It was so quiet in the room. I could hear my own breath and the faint sound of children playing outside. People in the room respectfully held the space and gave the Public Learner time to process the emotions they were feeling and identify what they would like help thinking about.
As the facilitator of the meeting I, sat there listening and thinking about how many times I felt uncertain about my own teaching journey. I hoped that over time, as I gained experience and insight, I would feel more certain and confident. At that moment, I understood how veteran teachers are viewed as “experts” at their school sites, and often end up on the Instructional Leadership Team as a result of their experience and expertise, and yet how important it is for them to have spaces where they can continue to learn and grow, be uncertain and how powerful it is for them to share vulnerably with others.
This veteran teacher did not initially volunteer to be a Public Learner but agreed to participate after I calmly explained how I would help them prepare ahead of time. They worried that they wouldn’t have anything to say and that they weren’t even sure what they wanted to focus on. When we met the week prior to prepare, it quickly became clear that while the teacher put on a tough facade, they cared deeply for their focal student and had already made many attempts to help the student succeed. The more we spoke, the more they realized how they were surprised that they felt uncertain about what to do next after all of these years teaching this particular grade level.
It was an honor to watch a veteran teacher model vulnerability for the rest of the Instructional Leadership Team and it gave me hope that the others would feel inspired to do the same with their grade-level teams after that meeting because they saw the power of learning and sharing publicly to impact student learning.
At Lead by Learning, we believe that vulnerability is central to leadership because it leads to continuous learning and empathy and allows educators to have conversations that help us better understand our own learning, mindsets, and practices to ultimately better serve students. We encourage Instructional Leadership Teams or any group of educators to get started incorporating moments of vulnerability using our Public Learning Practice.
That day, the teacher leader walked away with a next step and an awareness that they didn’t have all the answers and that is okay. They were empowered to have a conversation with the student to share vulnerably with them what was going on, as they had shared vulnerably with their colleagues.
Before moving into my current role as a Lead Facilitator, I realized that I practiced learning publicly throughout my career.

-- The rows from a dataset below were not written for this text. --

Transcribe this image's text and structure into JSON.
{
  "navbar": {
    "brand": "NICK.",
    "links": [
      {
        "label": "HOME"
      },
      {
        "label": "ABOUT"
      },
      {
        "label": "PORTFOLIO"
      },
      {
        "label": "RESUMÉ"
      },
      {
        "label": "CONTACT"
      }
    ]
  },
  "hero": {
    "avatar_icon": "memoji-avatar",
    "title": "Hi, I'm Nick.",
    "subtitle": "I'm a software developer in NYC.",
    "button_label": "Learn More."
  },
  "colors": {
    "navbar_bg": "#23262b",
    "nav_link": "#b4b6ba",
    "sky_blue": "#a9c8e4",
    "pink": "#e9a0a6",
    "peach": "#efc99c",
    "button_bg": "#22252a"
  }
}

- As a teacher, I regularly admitted when I wasn’t sure about what decision to make with my classes and asked for their input and feedback. I learned how to admit my mistakes freely as a way of modeling my own growth mindset for students.

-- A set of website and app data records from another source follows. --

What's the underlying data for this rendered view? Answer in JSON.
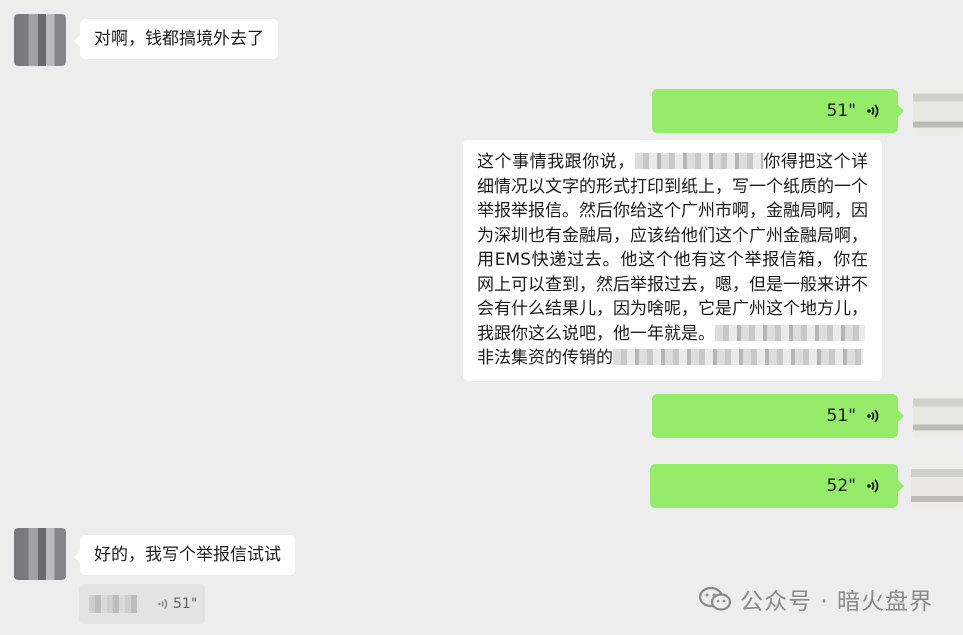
{
  "messages": {
    "m1": {
      "text": "对啊，钱都搞境外去了"
    },
    "m2": {
      "duration": "51\""
    },
    "m3": {
      "parts": [
        "这个事情我跟你说，",
        "你得把这个详细情况以文字的形式打印到纸上，写一个纸质的一个举报举报信。然后你给这个广州市啊，金融局啊，因为深圳也有金融局，应该给他们这个广州金融局啊，用EMS快递过去。他这个他有这个举报信箱，你在网上可以查到，然后举报过去，嗯，但是一般来讲不会有什么结果儿，因为啥呢，它是广州这个地方儿，我跟你这么说吧，他一年就是。",
        "非法集资的传销的"
      ]
    },
    "m4": {
      "duration": "51\""
    },
    "m5": {
      "duration": "52\""
    },
    "m6": {
      "text": "好的，我写个举报信试试"
    },
    "quote": {
      "duration": "51\""
    }
  },
  "watermark": {
    "text": "公众号 · 暗火盘界"
  },
  "colors": {
    "background": "#ededed",
    "sent_bubble": "#95ec69",
    "received_bubble": "#ffffff"
  }
}
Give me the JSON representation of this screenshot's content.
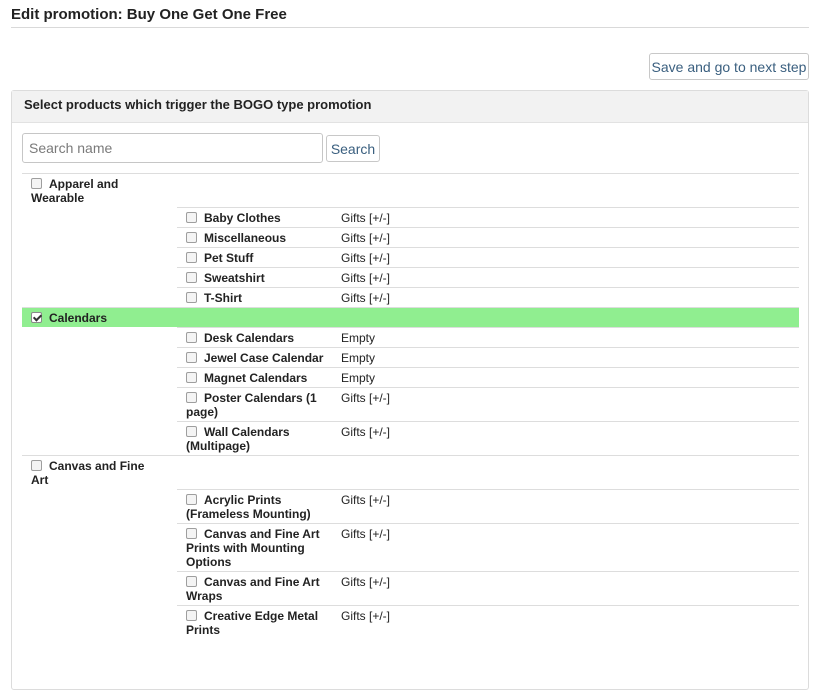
{
  "page": {
    "title": "Edit promotion: Buy One Get One Free",
    "save_label": "Save and go to next step"
  },
  "panel": {
    "header": "Select products which trigger the BOGO type promotion",
    "search_placeholder": "Search name",
    "search_value": "",
    "search_label": "Search"
  },
  "colors": {
    "selected_row": "#90ee90",
    "link_blue": "#3a5f7f"
  },
  "categories": [
    {
      "name": "Apparel and Wearable",
      "checked": false,
      "subcategories": [
        {
          "name": "Baby Clothes",
          "status": "Gifts [+/-]",
          "checked": false
        },
        {
          "name": "Miscellaneous",
          "status": "Gifts [+/-]",
          "checked": false
        },
        {
          "name": "Pet Stuff",
          "status": "Gifts [+/-]",
          "checked": false
        },
        {
          "name": "Sweatshirt",
          "status": "Gifts [+/-]",
          "checked": false
        },
        {
          "name": "T-Shirt",
          "status": "Gifts [+/-]",
          "checked": false
        }
      ]
    },
    {
      "name": "Calendars",
      "checked": true,
      "subcategories": [
        {
          "name": "Desk Calendars",
          "status": "Empty",
          "checked": false
        },
        {
          "name": "Jewel Case Calendar",
          "status": "Empty",
          "checked": false
        },
        {
          "name": "Magnet Calendars",
          "status": "Empty",
          "checked": false
        },
        {
          "name": "Poster Calendars (1 page)",
          "status": "Gifts [+/-]",
          "checked": false
        },
        {
          "name": "Wall Calendars (Multipage)",
          "status": "Gifts [+/-]",
          "checked": false
        }
      ]
    },
    {
      "name": "Canvas and Fine Art",
      "checked": false,
      "subcategories": [
        {
          "name": "Acrylic Prints (Frameless Mounting)",
          "status": "Gifts [+/-]",
          "checked": false
        },
        {
          "name": "Canvas and Fine Art Prints with Mounting Options",
          "status": "Gifts [+/-]",
          "checked": false
        },
        {
          "name": "Canvas and Fine Art Wraps",
          "status": "Gifts [+/-]",
          "checked": false
        },
        {
          "name": "Creative Edge Metal Prints",
          "status": "Gifts [+/-]",
          "checked": false
        }
      ]
    }
  ]
}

- As an instructional coach, I focused on asking helpful questions rather than having all the answers.
- As an Assistant Principal, I shared challenges with the staff and worked to facilitate conversations that enabled us to come to a decision collectively whenever possible.

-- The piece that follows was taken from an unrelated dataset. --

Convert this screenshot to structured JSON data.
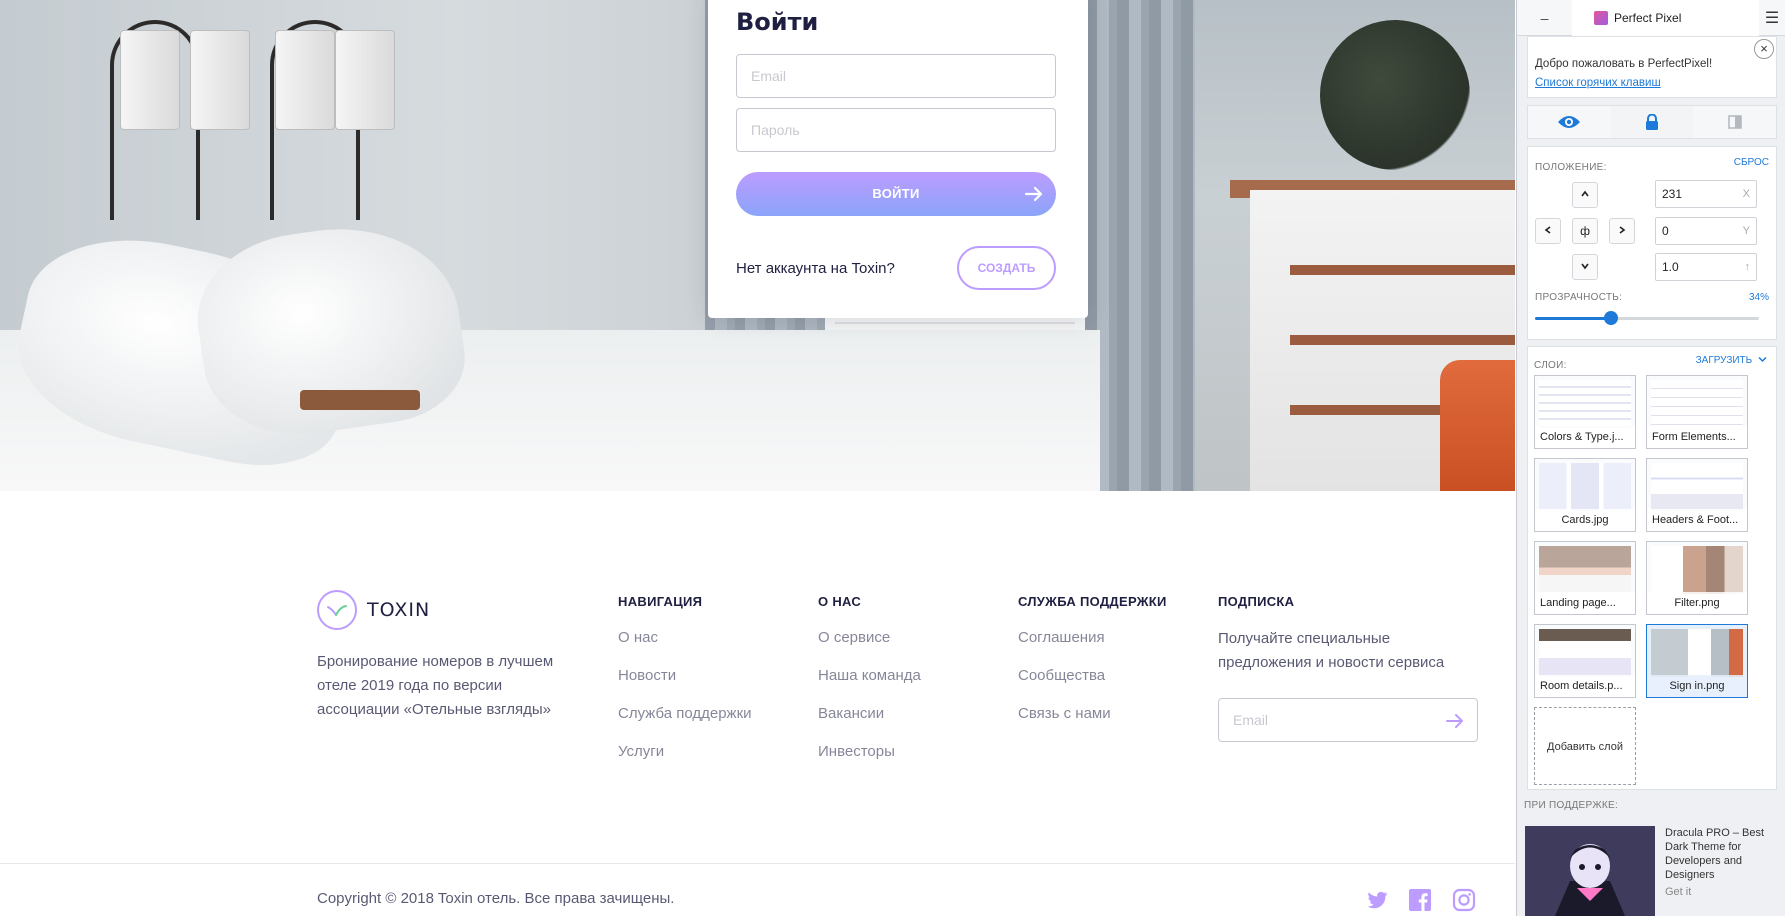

Educators at any level need the space and support to be vulnerable and courageous. And, this space and support doesn’t always happen on its own. Schools usually need assistance creating the conditions for Public Learning to occur so that educators can continue to have a growth mindset from the beginning to the end of their careers.
Researcher and Storyteller Brené Brown says, “Vulnerability is not winning or losing; it’s having the courage to show up and be seen when we have no control over the outcome. Vulnerability is not weakness; it’s our greatest measure of courage.” I have no doubt that educators are courageous, but I hope we can work together to make spaces for educators to feel more comfortable being vulnerable together. I invite you to be both courageous and vulnerable this school year. I invite you to be a Public Learner. Get started with these three questions:
- Think about your leadership or teaching practice. What is something you are not sure about? What feels particularly confusing, complex, or sticky?
- Who can you talk to about this challenge?
- What would you like help thinking through to improve the student experience?
Interested in learning more about how Lead by Learning supports systems change through building cultures of adult learning, reach out to Senior Director Sugar Sugarman at email@example.com. Read more about Public Learning and creating the conditions for learning in our Lead by Learning playbook.